Karatzas, Andreas MD*; Katsanos, Konstantinos MD, PhD*; Lilis, Ioannis MSc; Papadaki, Helen MD, PhD; Kitrou, Panagiotis MD*; Lecht, Shimon PhD‡,§; Marcinkiewicz, Cezary PhD; Siablis, Dimitris MD, PhD*; Lelkes, Peter I. PhD; Lazarovici, Philip PhD§; Tsopanoglou, Nikos E. PhD

Journal of Cardiovascular Pharmacology: September 2013 - Volume 62 - Issue 3 - p 270–277
doi: 10.1097/FJC.0b013e3182982de7
Original Article

Abstract: Nerve growth factor (NGF) has been reported to play an important role in physiological and pathological angiogenesis. Based on these observations, we hypothesized that NGF may induce the formation of functional blood vessels in a hindlimb ischemic rabbit model. Hindlimb ischemia was induced in 34 rabbits bilaterally by endovascular embolization of femoral arteries. On the 7th, 14th, and 20th postembolization days, NGF was injected intramuscularly, in 1 ischemic limb, and vehicle was injected in the contralateral control limb. On the 40th day, newly developed collateral vessels (diameter >500 μm) were quantified by transauricular intraarterial subtraction angiography. Perfusion analysis of an in vivo dynamic computed tomography study was performed to the limbs to investigate the hemodynamic recovery of the distal ischemic tissues. Functional estimation of limb perfusion showed a statistically significant increase of blood flow and blood volume for NGF. However, the increase of the collateral vessels was not detectable angiographically, providing evidence for the existence of a NGF-stimulated capillary angiogenic network but not increase of arteriogenesis. The combination of NGF with either tropomyosin-related kinase type A or vascular endothelial growth factor receptor 2 antagonists abolished the NGF-induced hemodynamic recovery. These findings provide new insights into understanding the involvement of NGF in vascular formation and its applications in therapeutic angiogenesis.

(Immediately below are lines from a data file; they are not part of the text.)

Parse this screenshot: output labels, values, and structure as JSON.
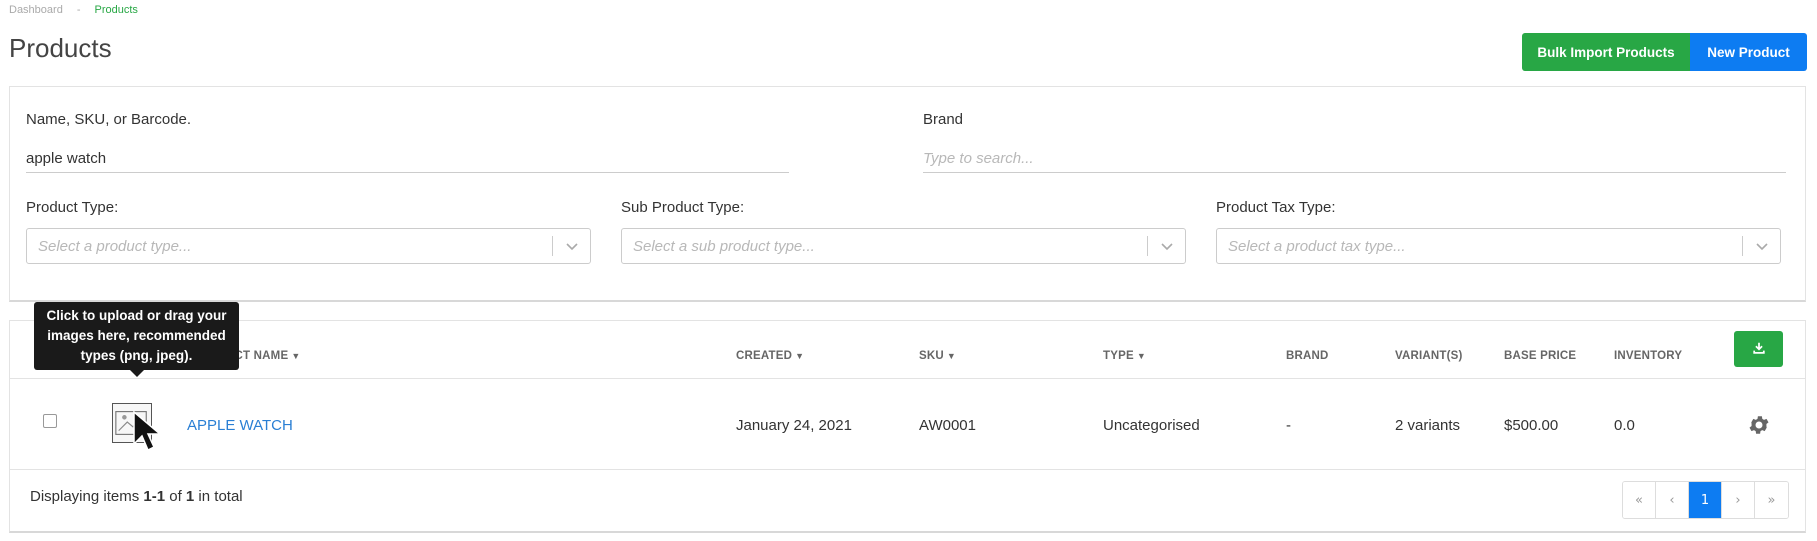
{
  "breadcrumb": {
    "home": "Dashboard",
    "separator": "-",
    "current": "Products"
  },
  "page": {
    "title": "Products"
  },
  "actions": {
    "bulk_import": "Bulk Import Products",
    "new_product": "New Product"
  },
  "filters": {
    "search": {
      "label": "Name, SKU, or Barcode.",
      "value": "apple watch"
    },
    "brand": {
      "label": "Brand",
      "placeholder": "Type to search..."
    },
    "product_type": {
      "label": "Product Type:",
      "placeholder": "Select a product type..."
    },
    "sub_product_type": {
      "label": "Sub Product Type:",
      "placeholder": "Select a sub product type..."
    },
    "tax_type": {
      "label": "Product Tax Type:",
      "placeholder": "Select a product tax type..."
    }
  },
  "table": {
    "columns": {
      "product_name": "PRODUCT NAME",
      "created": "CREATED",
      "sku": "SKU",
      "type": "TYPE",
      "brand": "BRAND",
      "variants": "VARIANT(S)",
      "base_price": "BASE PRICE",
      "inventory": "INVENTORY"
    },
    "rows": [
      {
        "name": "APPLE WATCH",
        "created": "January 24, 2021",
        "sku": "AW0001",
        "type": "Uncategorised",
        "brand": "-",
        "variants": "2 variants",
        "base_price": "$500.00",
        "inventory": "0.0"
      }
    ],
    "footer": {
      "prefix": "Displaying items ",
      "range": "1-1",
      "middle": " of ",
      "total": "1",
      "suffix": " in total"
    },
    "pagination": {
      "first": "«",
      "prev": "‹",
      "current": "1",
      "next": "›",
      "last": "»"
    }
  },
  "tooltip": {
    "text": "Click to upload or drag your images here, recommended types (png, jpeg)."
  },
  "colors": {
    "primary": "#0d7cf2",
    "success": "#28a745",
    "link": "#2a7fd4",
    "tooltip_bg": "#1a1a1a"
  },
  "icons": {
    "export": "download-icon",
    "row_actions": "gear-icon",
    "select_toggle": "chevron-down-icon",
    "cursor": "pointer-cursor-icon",
    "image": "image-upload-icon"
  }
}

*Departments of Radiology and

Anatomy, Histology, and Embryology, Medical School, University of Patras, Patras, Greece;

Department of Bioengineering, College of Engineering, Temple University, Philadelphia, PA;

§School of Pharmacy, Institute for Drug Research, Faculty of Medicine, The Hebrew University of Jerusalem, Jerusalem, Israel;

Department of Biology, College of Science and Technology, Temple University, Philadelphia, PA; and

Department of Pharmacology, Medical School, University of Patras, Patras, Greece.

Reprints: Nikos E. Tsopanoglou, PhD, Department of Pharmacology, Medical School, University of Patras, 26504 Patras, Greece (e-mail:

Supported by a grant from the Greek Central Council of Health. P. Lazarovici holds The Jacob Gitlin Chair in Physiology and is affiliated and partially supported by the David R. Bloom Center for Pharmacy and the Dr. Adolf and Klara Brettler Center for Research in Molecular Pharmacology and Therapeutics at The Hebrew University of Jerusalem, Israel.

The authors report no conflicts of interest.

Received February 06, 2013

Accepted April 22, 2013

© 2013 by Lippincott Williams & Wilkins.